Taste of the Town: Midwest Urban Food Tours | Midwest Living
More
Close

Taste of the Town: Midwest Urban Food Tours

Dig into tasty dishes served with a side of city history on these city food tours.
Twin Cities Food Tours includes a stop at Punch Pizza for pies from wood-fired ovens.
+ enlarge
Gorkha Palace in Minneapolis serves up tastes of Nepali, Indian and Tibetan dishes.
+ enlarge
The famed Zingerman’s restaurants, including their delicatessen, headline tours of Ann Arbor, Michigan’s food scene.
+ enlarge

Inside the small dining room at Gorkha Palace, colorful Asian paintings and tapestries hang on the walls behind the long table where we sit. Laurie Rupe, former owner of Twin Cities Food Tours and our guide on the Downtown/Northeast Minneapolis Food Tour, explains how restaurant owner Rashmi Bhattachan once helped her grandmother prepare a feast for a Nepali king. As Laurie speaks, servers bring out plates of veggie pakora, a jumble of cabbage, onion and jalapeño dipped in garbanzo bean batter and fried to crispy deliciousness. Next comes momo, dumplings stuffed with savory meat, onions and spices.

“What we have here is yak momo,” Laurie says. I must look bewildered, because she says, “There’s a yak farmer not far outside the Twin Cities.” 

Who knew? And that’s what makes these Midwest urban food tours so great. They all share a few hallmarks: For about $50, you get a knowledgeable guide who imparts local lore and leads groups to culinary destinations, each serving dishes you might not otherwise discover—or be willing to try—on your own.

“I really want people to experience this city and what the people here have to offer. You can find chains anywhere, but all of these stops are unique to Minneapolis,” Laurie says.

Some tours focus on a single food, like Milwaukee Food Tours’ pizza bus adventure, where guides dish history along with four kinds of pie (and one bowl of gelato). Others focus on a neighborhood, like Taste of Kansas City Food Tours’ journey through the Crossroads Arts District.

No matter the type of tour, people sign up not just for the eats, but for stories about landmarks, such as Minneapolis’ iconic Grain Belt Beer sign on Nicollet Island. I lived here most of my life and never noticed its bottle-cap background until now.

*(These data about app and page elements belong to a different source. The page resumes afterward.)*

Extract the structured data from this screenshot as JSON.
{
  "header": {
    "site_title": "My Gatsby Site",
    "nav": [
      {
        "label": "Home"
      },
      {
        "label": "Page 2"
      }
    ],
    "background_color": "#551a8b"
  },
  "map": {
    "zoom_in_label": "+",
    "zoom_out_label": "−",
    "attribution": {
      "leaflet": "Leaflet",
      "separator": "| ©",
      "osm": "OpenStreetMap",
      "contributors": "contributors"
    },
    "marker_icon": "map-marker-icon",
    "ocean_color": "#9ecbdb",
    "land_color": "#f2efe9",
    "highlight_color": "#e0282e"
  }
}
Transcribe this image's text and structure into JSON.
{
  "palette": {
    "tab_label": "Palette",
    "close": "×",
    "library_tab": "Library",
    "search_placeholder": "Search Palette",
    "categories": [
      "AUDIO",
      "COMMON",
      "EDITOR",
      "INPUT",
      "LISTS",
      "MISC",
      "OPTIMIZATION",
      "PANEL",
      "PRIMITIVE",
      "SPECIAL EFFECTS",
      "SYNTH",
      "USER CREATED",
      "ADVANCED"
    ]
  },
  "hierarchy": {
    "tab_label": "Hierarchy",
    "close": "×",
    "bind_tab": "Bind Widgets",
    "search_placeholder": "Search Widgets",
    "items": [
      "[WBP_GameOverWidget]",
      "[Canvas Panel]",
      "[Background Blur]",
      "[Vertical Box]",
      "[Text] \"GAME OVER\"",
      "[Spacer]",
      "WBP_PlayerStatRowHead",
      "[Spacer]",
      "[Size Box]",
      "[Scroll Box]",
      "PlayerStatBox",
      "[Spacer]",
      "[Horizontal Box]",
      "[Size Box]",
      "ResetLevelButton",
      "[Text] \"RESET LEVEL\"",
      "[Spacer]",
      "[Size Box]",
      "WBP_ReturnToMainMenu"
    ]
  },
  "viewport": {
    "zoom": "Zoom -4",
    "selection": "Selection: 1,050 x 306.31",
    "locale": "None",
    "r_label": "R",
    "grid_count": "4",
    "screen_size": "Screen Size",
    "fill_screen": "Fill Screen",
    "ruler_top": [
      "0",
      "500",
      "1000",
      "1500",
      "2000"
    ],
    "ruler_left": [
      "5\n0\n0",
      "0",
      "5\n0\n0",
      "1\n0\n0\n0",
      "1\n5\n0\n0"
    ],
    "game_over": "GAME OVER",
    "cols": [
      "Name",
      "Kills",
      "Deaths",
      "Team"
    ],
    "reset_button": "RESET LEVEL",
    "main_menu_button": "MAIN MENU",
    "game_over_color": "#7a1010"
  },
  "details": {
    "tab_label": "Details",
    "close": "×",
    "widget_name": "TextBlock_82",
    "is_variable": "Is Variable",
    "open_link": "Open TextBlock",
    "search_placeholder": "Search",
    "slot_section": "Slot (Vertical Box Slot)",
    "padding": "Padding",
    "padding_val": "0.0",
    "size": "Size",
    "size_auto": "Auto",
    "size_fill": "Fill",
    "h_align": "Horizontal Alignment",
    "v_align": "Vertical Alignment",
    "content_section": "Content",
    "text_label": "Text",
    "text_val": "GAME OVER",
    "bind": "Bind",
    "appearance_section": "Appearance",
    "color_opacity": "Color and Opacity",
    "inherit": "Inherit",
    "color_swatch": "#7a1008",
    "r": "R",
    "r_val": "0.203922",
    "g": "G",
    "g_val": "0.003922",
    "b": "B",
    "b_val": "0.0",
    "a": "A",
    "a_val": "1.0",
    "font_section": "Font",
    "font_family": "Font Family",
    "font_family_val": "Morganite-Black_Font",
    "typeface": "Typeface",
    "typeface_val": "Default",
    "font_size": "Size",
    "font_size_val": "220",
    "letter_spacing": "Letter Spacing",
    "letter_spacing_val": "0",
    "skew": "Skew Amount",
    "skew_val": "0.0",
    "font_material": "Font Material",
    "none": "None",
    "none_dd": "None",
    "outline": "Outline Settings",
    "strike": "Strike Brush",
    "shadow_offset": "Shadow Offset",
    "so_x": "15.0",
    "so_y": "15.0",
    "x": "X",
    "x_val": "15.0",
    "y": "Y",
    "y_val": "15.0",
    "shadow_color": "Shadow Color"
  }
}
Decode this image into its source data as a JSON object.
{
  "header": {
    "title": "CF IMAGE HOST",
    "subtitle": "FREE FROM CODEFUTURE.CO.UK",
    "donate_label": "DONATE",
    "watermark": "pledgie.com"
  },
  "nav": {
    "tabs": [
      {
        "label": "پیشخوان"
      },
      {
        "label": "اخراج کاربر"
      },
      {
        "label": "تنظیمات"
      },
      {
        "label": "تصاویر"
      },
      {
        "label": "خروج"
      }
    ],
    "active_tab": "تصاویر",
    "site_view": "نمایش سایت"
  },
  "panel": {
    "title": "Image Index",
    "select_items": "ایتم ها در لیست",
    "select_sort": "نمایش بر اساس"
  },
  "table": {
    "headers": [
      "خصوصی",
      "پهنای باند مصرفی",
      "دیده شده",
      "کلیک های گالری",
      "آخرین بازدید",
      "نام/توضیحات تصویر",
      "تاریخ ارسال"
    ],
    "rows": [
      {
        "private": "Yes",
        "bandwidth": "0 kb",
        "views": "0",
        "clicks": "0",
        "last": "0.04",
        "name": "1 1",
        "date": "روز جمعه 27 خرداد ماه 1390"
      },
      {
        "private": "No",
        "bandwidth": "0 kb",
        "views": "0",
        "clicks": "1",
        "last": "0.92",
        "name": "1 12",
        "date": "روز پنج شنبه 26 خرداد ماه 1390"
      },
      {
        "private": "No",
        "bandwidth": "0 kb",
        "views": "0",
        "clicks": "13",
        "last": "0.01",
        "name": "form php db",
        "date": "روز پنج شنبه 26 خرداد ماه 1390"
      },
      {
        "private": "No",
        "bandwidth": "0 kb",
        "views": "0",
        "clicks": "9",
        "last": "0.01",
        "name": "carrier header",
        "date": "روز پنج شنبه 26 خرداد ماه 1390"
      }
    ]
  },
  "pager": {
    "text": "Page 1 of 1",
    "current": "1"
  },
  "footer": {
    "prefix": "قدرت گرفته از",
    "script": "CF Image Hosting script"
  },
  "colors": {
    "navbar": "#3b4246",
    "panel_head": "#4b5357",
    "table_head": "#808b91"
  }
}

Back at Gorkha Palace, it’s not the familiar but the novel that impresses Mark and Judy Reier, from nearby Andover, as they try the yak momo. “This is why we came on this tour,” Mark says. “We thought that maybe we’d discover something new.” 

Four fab food tours

These jaunts offer delicious eats, great guides and fascinating stories. 

Milwaukee Food Tours In addition to the popular Pizza Bus Tour, you can choose from a bloody mary brunch tour, eats on Brady Street (an Italian and Polish enclave) or several other neighborhood-focused outings. Some visit nearby towns like Cedarburg. milwaukeefoodtours.com

Savor Ann Arbor Guide Marcie Greenfield leads customized outings around this Michigan college town. Follow a suggested itinerary—International Flavors and Strolling Tailgate are popular—or talk with her to create your own, and walk your way through a gourmet meal. (734) 709-4739; savorannarbor.com

Taste of Kansas City Food Tours Get the lowdown on 1930s Missouri political boss Tom Pendergast’s bootlegging and the Crossroads Art District’s renaissance between bites of Philly cheesesteak pizza at Grinders and two kinds of bruschetta at Harvey’s at Union Station. The tour involves an easy 2-mile stroll. www.tasteofkansascityfoodtours.com

Twin Cities Food Tours Expect international flavors and Minnesotan history on this three-hour walk. Learn about Neapolitan-style pizza at Punch Pizza, then discover old-world Polish treats at Kramarczuk’s deli. Finish the progressive meal with Greek desserts from Gardens of Salonica. twincitiesfoodtours.com

Add Your Comment